Ed Thomson, the Git program manager for Visual Studio Team System, did a great walkthrough of his open source project libgit2sharp - a set of C# language bindings for working with local and remote git repositories. If you’ve ever had to parse the output from the Windows git command line tools, you’ll know how painful it can be - but with libgit2sharp, you can use C# or Powershell to create automated build tools, manipulate your git repositories and do all sorts of cool stuff.

Jason Dryhurst-Smith gave us a demo of his CorrelatorSharp project - “your one-stop shop for context-aware logging and diagnostics” - a library that allows you to track the context of operations across multiple services and operations, including support for frameworks like NLog and RestSharp and a client-side JavaScript library.

Ben Abelshausen came along to show us Itinero, an open-source route planning library for .NET which you can use within your own applications to calculate routes and analyse map data.

Finally, we had Matt Ellis from Jetbrains giving us ’Ten Jetbrains Rider Debugging Tips in Ten Minutes’ - including some really neat stuff like cross-platform support for DebuggerDisplay attributes and the ability to define interdependent breakpoints in your code.

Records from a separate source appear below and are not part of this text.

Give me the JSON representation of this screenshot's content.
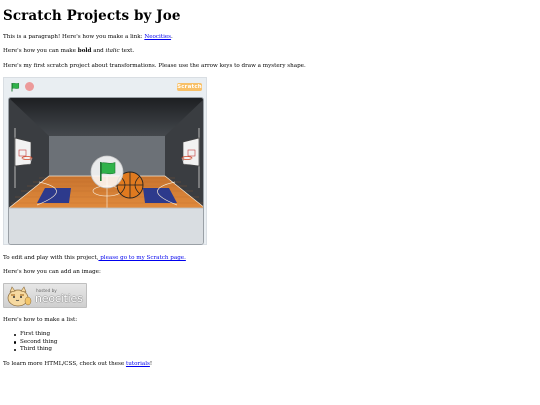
{
  "page": {
    "title": "Scratch Projects by Joe",
    "intro_text": "This is a paragraph! Here's how you make a link: ",
    "intro_link": "Neocities",
    "intro_end": ".",
    "bold_pre": "Here's how you can make ",
    "bold_word": "bold",
    "bold_mid": " and ",
    "italic_word": "italic",
    "bold_end": " text.",
    "project_text": "Here's my first scratch project about transformations. Please use the arrow keys to draw a mystery shape.",
    "edit_text": "To edit and play with this project,",
    "edit_link": " please go to my Scratch page.",
    "image_text": "Here's how you can add an image:",
    "list_text": "Here's how to make a list:",
    "list_items": [
      "First thing",
      "Second thing",
      "Third thing"
    ],
    "learn_pre": "To learn more HTML/CSS, check out these ",
    "learn_link": "tutorials",
    "learn_end": "!"
  },
  "player": {
    "logo_text": "Scratch",
    "icons": [
      "green-flag-icon",
      "stop-icon",
      "scratch-logo"
    ]
  },
  "badge": {
    "hosted_by": "hosted by",
    "name": "neocities"
  },
  "colors": {
    "link": "#0000ee",
    "court": "#d9823a",
    "paint": "#2d3a8c",
    "flag": "#27a744"
  }
}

Huge thanks to all our speakers and to everyone who came along - it’s great to see so much enthusiasm and activity going in with .NET open source, and with .NET Core 2.0 going fully cross-platform and tools like Rider and Visual Studio Code, it’s only going to get more interesting.


See you all at the next one!